Written by Toni Peters, Pediatric Oncologist, Gundersen Health Systems
How do I interact with my health care provider?
As a physician, the best piece of advice I ever received on how to make a patient and their family feel comfortable during their appointment was to perceive the exam room as the patient’s space. It’s the patient’s appointment and they are the ones who need to accomplish something during that visit, not me. That is how you should approach your appointment time. It is your time and the exam room is your space. Your provider may seem to be in a hurry and it may seem like he or she has many things they want to accomplish at the visit, but the visit should not be over until all your questions are answered and your concerns are addressed.
When you or your child has been diagnosed with cancer, the world seems to stop. A great deal of new information and medical terminology is given to you in the first day or week after the diagnosis. Write things down, or have someone you trust write things down for you. After the visit write down questions that occur to you so you remember to ask the doctor later. You will have a million things on your mind and you will forget what you want to ask by the next time you see the doctor. If you have forgotten something the doctor or another health care provider told you, don’t be afraid to ask again. It is expected that patients with a new diagnosis of cancer will only remember a small percentage of what they are told in the first few days after their diagnosis. Reviewing information multiple times is a very good idea.
Don’t be afraid to ask for a second opinion if it would make you more comfortable. As physicians we are asked about second opinions all the time and only physicians who are not confident in their skills are easily offended by the request. However, if you are comfortable with your physician and the hospital or clinic you are at, second opinions are rarely necessary. For most newly diagnosed cancers the treatments are fairly standardized and the recommendations for treatment are going to be the same or similar no matter where you are treated.
There is nothing more precious than your health or the health of your child. Don’t be afraid to fight for it.
As the parent of a young adult with cancer should I interact with his/her provider?
If your child with cancer is over the age of 18 it presents a whole new set of challenges. Legally your child must make all medical decisions and must sign a release of information form for us to provide you with any medical information. However, in reality young adults just over the age of 18 and in their early 20’s have rarely reached a level of independence where they are capable of dealing with a diagnosis of cancer on their own. Of course the truth is no one is capable of dealing with a diagnosis of cancer on their own, regardless of age.

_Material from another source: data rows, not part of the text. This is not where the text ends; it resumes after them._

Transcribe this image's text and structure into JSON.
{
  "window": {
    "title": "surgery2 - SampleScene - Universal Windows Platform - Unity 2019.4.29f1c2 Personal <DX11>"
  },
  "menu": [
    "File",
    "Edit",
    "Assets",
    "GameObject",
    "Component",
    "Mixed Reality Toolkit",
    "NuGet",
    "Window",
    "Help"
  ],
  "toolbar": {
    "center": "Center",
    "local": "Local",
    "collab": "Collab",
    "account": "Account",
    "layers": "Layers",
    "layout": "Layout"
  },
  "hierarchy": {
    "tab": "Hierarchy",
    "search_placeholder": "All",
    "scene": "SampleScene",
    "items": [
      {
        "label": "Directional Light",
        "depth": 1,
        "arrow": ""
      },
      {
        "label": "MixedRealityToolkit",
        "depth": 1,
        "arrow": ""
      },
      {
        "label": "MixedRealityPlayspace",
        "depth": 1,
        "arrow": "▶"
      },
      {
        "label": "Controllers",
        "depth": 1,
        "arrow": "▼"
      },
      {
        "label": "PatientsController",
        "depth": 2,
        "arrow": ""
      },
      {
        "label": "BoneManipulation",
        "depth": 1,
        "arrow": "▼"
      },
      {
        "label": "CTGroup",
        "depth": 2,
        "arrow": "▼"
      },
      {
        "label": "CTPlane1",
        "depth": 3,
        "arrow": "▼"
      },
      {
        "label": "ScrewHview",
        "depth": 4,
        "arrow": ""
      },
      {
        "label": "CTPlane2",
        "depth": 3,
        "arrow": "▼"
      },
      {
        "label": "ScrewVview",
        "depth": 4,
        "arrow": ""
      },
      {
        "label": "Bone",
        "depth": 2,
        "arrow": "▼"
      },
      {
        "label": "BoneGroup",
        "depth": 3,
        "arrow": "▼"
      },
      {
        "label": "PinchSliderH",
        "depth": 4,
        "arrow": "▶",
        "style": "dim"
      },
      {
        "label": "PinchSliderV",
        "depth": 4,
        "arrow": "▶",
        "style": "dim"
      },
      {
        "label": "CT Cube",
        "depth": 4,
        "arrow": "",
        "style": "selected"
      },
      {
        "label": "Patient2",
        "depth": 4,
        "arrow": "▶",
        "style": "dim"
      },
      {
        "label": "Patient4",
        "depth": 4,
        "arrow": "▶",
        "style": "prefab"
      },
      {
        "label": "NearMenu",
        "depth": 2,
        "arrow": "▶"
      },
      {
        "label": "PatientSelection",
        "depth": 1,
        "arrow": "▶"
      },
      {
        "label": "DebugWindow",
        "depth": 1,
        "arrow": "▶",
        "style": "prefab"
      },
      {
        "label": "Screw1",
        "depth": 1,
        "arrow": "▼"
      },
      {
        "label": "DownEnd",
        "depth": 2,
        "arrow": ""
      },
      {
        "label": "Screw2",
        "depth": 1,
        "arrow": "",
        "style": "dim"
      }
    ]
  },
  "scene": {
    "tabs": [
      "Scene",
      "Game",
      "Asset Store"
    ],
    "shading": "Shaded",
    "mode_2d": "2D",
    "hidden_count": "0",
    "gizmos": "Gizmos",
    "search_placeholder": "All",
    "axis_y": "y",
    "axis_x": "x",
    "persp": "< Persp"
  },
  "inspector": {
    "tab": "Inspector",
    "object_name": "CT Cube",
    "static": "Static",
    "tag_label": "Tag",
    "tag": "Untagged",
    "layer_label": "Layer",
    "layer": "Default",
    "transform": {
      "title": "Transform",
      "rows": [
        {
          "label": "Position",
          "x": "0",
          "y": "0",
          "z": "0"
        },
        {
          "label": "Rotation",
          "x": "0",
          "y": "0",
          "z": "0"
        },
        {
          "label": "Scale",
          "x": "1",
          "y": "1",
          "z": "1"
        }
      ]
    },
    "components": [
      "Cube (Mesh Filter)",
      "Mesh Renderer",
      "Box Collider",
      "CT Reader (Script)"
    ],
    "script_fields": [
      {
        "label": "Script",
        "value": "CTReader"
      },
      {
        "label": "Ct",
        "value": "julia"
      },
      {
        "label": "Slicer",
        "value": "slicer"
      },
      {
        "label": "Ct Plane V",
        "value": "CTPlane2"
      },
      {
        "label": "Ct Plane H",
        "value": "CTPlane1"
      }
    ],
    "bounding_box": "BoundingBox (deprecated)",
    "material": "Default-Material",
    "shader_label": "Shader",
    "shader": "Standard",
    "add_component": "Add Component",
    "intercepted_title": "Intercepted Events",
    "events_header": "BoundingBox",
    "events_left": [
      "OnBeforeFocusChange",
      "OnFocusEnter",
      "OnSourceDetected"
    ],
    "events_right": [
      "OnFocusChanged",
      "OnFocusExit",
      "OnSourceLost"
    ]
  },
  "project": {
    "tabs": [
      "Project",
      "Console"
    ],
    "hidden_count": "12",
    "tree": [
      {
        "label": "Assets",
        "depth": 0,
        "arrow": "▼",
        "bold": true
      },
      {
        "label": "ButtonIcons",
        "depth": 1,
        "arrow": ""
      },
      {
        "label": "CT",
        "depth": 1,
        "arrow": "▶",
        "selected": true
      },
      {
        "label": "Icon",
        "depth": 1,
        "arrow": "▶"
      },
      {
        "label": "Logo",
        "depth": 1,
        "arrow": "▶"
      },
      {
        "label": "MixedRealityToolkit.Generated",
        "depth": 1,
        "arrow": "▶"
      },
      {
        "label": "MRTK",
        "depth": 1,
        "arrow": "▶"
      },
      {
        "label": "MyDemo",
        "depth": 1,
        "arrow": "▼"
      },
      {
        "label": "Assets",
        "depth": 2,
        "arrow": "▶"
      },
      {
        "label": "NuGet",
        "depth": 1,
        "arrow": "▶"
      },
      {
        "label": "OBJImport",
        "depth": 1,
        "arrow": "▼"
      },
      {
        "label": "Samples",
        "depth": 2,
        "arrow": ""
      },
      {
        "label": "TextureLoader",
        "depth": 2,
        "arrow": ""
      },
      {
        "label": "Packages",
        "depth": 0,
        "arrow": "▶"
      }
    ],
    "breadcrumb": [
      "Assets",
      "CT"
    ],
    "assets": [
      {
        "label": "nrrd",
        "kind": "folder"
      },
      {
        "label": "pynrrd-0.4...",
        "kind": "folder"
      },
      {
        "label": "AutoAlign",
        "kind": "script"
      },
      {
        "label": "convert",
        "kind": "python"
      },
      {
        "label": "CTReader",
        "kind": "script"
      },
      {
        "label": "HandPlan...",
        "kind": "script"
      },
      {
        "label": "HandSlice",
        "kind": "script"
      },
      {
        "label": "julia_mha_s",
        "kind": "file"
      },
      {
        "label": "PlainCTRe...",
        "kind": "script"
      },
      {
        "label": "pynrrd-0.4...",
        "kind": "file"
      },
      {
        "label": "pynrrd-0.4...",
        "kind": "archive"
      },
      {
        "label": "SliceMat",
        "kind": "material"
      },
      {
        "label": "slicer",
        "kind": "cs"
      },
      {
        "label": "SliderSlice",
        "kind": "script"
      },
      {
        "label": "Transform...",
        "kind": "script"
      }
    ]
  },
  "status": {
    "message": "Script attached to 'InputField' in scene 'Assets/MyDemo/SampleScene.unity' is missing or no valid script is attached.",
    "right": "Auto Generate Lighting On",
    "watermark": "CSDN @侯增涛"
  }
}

For most young adults with cancer, the diagnosis comes at a time when they are trying to establish a sense of independence. The diagnosis may require them to live with their parents again shortly after moving out. It may mean financial dependence on their parents again at a time when they had just begun supporting themselves. They see their friends moving on while they are stuck in place. This often places strain on their relationship with their parents at a time when parents want to be extremely supportive. The parental involvement can feel overwhelming and intrusive.
As a physician, I know that all patients in my clinic need to have support. For young adults the best source of support, whether they want to admit it or not, is usually their parents. For interacting with health care providers my best advice to parents would be to not dominate the visits. Allow your adult child to lead the conversation. Only when they have all their questions and concerns addressed should you bring up your concerns. Mention your concerns to your child before the visit so they know you will be bringing it up or they can talk about it themselves.
Ask your child before each visit if they are okay you with being in the room for appropriate parts of the exam and the follow-up discussion or if there are times they wish you to leave the room. If the health care provider asks you to leave the room at times, do not be offended. Our training has taught us that people are more likely to be honest about certain issues if their parents are not in the room. Plus, we are trying to respect your child’s privacy.
If you respect your child’s independence as an adult, your relationship will be much stronger for it.